Cancer is a very frightening disease to talk about, let alone having it.
Any cancer patient will tell you this. The fear is real and it can kill.
Thus, any lifestyle or diet change that could help to improve the survival rate of cancer patients is welcomed.
Ginger (Zingiber officinale Roscoe) is very popular spice used in Asian, Indian and Japanese cooking.
It is traditionally used to treat various health problems such as motion sickness, arthritis, fever, colds and flu and stomach complaints.
Indeed, scientific studies have revealed that ginger possesses active chemicals that results in beneficial properties including antioxidant protection, anti-inflammatory and anti-nauseant effects.
What is really interesting about ginger is that it seems to show anti-cancer effects that could make it helpful for preventing and treating various types of cancer.
Let's look at some of these studies to see if there is good evidence that it would indeed benefit people suffering from cancer...
Although researchers are not exactly sure how the extracts of ginger work to stop the growth of cancer cells, scientists have suggested the following mechanism:
The ability to inactivate oxygen free radicals to prevent them from damaging cellular structures. In essence, it works as an antioxidant.
Changes the way genetic codes are expressed and hence modify or interfere with cancer cell growth.
Causes the cancer cells to "self-destruct", a process known as apoptosis. (This is a natural process our cells use to protect us should some cells go "crazy".)
These methods and perhaps others that have not been discovered yet, is how experts believe ginger could be effective for both the prevention and the possible treatment of various types of cancer.
These benefits came from the summary of this research paper:
Let's see what type of cancer ginger could theoretical treat or prevent based on lab studies done on cancer tissues.
One study showed that young ginger of the Bangladshi type grown under high carbon dioxide environment showed especially good antioxidant and anti-cancer effects.
The extract of the ginger was able to inhibit human breast cancer cells growth at a low concentration.
The reference is listed below should you wish to review the original research paper.
Moreover, others lab studies show that it inhibits the growth of lung cancer cells as well.
So, with these positive findings, it was only a matter of time before someone test the anti-cancer benefits in animal models...
Prostate cancer is a devastating diagnosis for any men. One study done in rats show that ginger may hold the potential to stop growth of prostate cancer cells.
Here's the reference to this particular study for those looking for the original research paper:
The research team gave mice 100 mg/kg of ginger extract. Upon analyzing the prostate cancer tissue draft, it reduced its growth by 56%. Moreover, the prostate cancer cells showed that they were less likely to spread and had a higher rate of self-induced cellular death (apoptosis).

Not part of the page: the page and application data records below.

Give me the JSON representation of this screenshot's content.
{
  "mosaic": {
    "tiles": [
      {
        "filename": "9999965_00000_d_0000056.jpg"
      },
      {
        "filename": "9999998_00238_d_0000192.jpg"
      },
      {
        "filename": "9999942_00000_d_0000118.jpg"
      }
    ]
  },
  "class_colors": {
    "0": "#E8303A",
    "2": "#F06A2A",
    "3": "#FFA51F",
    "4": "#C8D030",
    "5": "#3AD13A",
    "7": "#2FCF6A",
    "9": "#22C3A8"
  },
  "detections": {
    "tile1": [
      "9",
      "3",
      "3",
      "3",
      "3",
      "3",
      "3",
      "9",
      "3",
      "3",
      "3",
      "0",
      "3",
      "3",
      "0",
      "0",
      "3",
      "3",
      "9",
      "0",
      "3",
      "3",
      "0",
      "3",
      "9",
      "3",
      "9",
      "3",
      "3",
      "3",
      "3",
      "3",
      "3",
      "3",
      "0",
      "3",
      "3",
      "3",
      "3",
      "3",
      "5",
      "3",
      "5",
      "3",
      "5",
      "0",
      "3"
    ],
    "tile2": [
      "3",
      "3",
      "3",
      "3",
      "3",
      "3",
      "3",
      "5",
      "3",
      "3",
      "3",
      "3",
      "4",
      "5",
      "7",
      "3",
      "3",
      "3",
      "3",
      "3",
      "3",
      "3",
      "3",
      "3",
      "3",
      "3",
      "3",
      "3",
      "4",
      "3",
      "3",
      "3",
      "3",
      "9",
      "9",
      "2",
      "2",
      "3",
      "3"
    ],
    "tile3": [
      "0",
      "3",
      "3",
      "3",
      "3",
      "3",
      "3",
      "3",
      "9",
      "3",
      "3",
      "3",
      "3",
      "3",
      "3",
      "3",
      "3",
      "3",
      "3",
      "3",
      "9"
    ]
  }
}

As an added benefit of ginger, there were not toxic effects on normal cells that divided rapidly (as as those found in the bone marrow or in the intestine).

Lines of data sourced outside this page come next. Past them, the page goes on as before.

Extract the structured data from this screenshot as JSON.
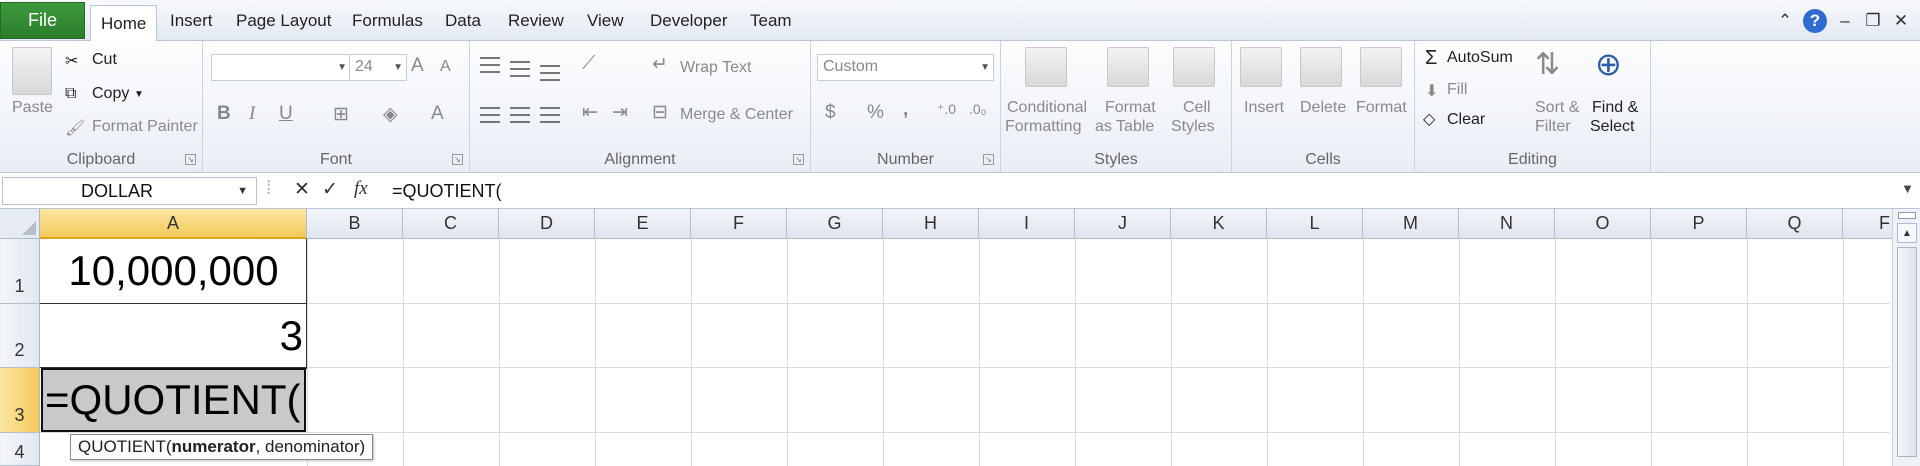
{
  "tabs": {
    "file": "File",
    "items": [
      "Home",
      "Insert",
      "Page Layout",
      "Formulas",
      "Data",
      "Review",
      "View",
      "Developer",
      "Team"
    ],
    "active": "Home"
  },
  "window_controls": {
    "minimize_ribbon": "⌃",
    "help": "?",
    "minimize": "–",
    "restore": "❐",
    "close": "✕"
  },
  "ribbon": {
    "clipboard": {
      "label": "Clipboard",
      "paste": "Paste",
      "cut": "Cut",
      "copy": "Copy",
      "format_painter": "Format Painter"
    },
    "font": {
      "label": "Font",
      "font_name": "",
      "font_size": "24",
      "bold": "B",
      "italic": "I",
      "underline": "U",
      "grow": "A",
      "shrink": "A",
      "color": "A"
    },
    "alignment": {
      "label": "Alignment",
      "wrap_text": "Wrap Text",
      "merge_center": "Merge & Center"
    },
    "number": {
      "label": "Number",
      "format": "Custom",
      "currency": "$",
      "percent": "%",
      "comma": ",",
      "inc_decimal": "←.0\n.00",
      "dec_decimal": ".00\n→.0"
    },
    "styles": {
      "label": "Styles",
      "conditional_1": "Conditional",
      "conditional_2": "Formatting",
      "format_table_1": "Format",
      "format_table_2": "as Table",
      "cell_styles_1": "Cell",
      "cell_styles_2": "Styles"
    },
    "cells": {
      "label": "Cells",
      "insert": "Insert",
      "delete": "Delete",
      "format": "Format"
    },
    "editing": {
      "label": "Editing",
      "autosum": "AutoSum",
      "fill": "Fill",
      "clear": "Clear",
      "sort_1": "Sort &",
      "sort_2": "Filter",
      "find_1": "Find &",
      "find_2": "Select"
    }
  },
  "formula_bar": {
    "name_box": "DOLLAR",
    "cancel": "✕",
    "enter": "✓",
    "fx": "fx",
    "content": "=QUOTIENT("
  },
  "grid": {
    "columns": [
      "A",
      "B",
      "C",
      "D",
      "E",
      "F",
      "G",
      "H",
      "I",
      "J",
      "K",
      "L",
      "M",
      "N",
      "O",
      "P",
      "Q",
      "F"
    ],
    "rows": [
      "1",
      "2",
      "3",
      "4"
    ],
    "cells": {
      "A1": "10,000,000",
      "A2": "3",
      "A3": "=QUOTIENT("
    },
    "tooltip": {
      "func": "QUOTIENT(",
      "arg1": "numerator",
      "rest": ", denominator)"
    }
  }
}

So, let us all jump with joy and start a diet high in ginger for cancer treatment!
Not so fast. It is very important to realize that positive results in animal studies do not always translate to benefits in human prostate cancer cases.
Positive results in mice is good news but are there any studies in human subjects to suggest that ginger may work against cancer cells?
There is one small study that looked at using ginger to prevent colon cancer in high risk patients.
Thirty patients were given 2 grams of ginger on a daily basis or a matching placebo (sugar pill) for about a month.
They looked at the amount of inflammation in the gut tissue both before and after the experiment.
The amount of inflammation is related to the risk of the development of colon cancer.
They discovered that ginger reduced the production of inflammatory chemicals (eicosanoids) that mark the potential beginning of colon cancer.
Blocking the inflammatory process is an important first step.
Here's the reference to this study:
Keep in mind that the result indirectly suggests that ginger could be beneficial but it does not directly show that it works against colorectal cancer.
With these promising results from small human trials and animal studies, it would definitely entice researchers to conduct more extensive clinical trials on a larger scale to get to the truth.
Thinking of taking ginger for cancer prevention or treatment?
There is good evidence both from lab cancer cell cultures and animal studies that ginger may reduce the risk of developing certain types of cancer (such as prostate cancer).
Unfortunately, there are no clinical trials to date to directly verify this benefit.
One study is suggestive that taking 2 grams of ginger daily might be helpful in protection against colon cancer by cutting down on inflammation in the gut.
This is a good start.
If you are at risk of cancer and you currently do have some ginger in your diet, feel good that it could help (and perhaps eat a bit more?).
If you don't like ginger or never give it any thought, don't bother. It's still far too early to say if it will offer significant benefits.
You are much better off if you...
...focus on a healthy anti-cancer diet as certain food choices have been shown to reduce the risk of all types of cancer.
Remember, ginger is not the only herb to consider! Need we mention that there are many other cancer prevention supplements that are also worthy of your consideration beside ginger?